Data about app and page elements
/---

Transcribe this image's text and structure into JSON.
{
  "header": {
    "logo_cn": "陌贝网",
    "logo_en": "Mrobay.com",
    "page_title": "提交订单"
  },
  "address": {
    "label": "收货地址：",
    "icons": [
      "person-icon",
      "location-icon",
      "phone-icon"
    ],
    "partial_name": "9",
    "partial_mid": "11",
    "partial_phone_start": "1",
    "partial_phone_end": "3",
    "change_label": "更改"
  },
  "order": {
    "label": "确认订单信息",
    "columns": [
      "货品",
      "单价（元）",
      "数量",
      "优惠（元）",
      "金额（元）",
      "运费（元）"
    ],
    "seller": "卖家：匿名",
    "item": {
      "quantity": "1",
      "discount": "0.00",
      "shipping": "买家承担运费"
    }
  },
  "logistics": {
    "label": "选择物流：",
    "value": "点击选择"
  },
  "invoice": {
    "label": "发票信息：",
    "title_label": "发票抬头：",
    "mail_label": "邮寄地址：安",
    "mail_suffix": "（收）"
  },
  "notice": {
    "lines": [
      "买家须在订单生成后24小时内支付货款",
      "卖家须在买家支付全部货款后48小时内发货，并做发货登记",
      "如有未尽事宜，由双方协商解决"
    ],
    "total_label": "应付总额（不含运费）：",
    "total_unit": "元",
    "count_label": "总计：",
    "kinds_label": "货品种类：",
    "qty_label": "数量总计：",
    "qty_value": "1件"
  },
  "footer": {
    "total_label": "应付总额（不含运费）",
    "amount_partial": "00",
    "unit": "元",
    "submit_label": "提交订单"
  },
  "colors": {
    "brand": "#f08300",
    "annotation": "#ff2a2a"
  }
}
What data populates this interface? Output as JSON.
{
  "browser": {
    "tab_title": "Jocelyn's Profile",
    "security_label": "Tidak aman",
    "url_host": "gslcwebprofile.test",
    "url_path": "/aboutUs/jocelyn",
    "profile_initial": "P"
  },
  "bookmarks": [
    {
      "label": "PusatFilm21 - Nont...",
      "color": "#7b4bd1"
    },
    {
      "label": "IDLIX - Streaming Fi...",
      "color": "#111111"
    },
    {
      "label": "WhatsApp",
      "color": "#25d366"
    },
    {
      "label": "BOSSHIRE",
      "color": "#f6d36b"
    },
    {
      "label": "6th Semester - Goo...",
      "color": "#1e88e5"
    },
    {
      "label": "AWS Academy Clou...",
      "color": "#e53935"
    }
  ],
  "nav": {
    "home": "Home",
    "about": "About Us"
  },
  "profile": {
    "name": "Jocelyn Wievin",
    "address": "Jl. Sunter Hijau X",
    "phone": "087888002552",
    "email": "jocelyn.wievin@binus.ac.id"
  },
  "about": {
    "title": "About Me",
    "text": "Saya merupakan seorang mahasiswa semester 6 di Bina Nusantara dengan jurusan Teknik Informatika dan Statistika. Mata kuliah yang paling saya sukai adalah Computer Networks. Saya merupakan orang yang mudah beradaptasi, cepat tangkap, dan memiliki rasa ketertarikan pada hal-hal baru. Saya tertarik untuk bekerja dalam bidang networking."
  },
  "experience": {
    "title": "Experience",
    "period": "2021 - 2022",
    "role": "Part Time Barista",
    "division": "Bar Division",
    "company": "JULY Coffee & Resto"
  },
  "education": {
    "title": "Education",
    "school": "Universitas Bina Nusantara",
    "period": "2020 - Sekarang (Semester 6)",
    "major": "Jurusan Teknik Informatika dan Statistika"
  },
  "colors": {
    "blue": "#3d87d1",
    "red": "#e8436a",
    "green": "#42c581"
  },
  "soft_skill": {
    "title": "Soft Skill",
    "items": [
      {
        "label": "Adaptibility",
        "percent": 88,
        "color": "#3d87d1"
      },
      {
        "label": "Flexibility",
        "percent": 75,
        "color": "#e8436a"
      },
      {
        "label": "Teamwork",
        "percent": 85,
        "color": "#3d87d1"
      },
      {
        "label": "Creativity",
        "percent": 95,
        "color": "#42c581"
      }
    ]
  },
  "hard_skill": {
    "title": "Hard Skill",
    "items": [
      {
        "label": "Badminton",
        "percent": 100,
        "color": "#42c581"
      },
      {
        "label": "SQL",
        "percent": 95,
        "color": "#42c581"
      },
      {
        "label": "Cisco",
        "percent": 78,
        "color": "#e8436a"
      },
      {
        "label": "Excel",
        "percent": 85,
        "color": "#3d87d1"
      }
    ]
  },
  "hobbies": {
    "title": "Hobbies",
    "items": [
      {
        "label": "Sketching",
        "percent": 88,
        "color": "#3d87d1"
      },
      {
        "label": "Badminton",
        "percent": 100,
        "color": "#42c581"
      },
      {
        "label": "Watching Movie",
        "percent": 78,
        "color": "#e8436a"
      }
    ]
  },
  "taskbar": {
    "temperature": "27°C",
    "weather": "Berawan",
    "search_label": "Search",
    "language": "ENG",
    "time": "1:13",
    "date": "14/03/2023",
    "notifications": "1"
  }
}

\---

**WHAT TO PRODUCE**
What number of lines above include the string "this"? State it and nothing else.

**ANSWER TO THE PROBLEM**
2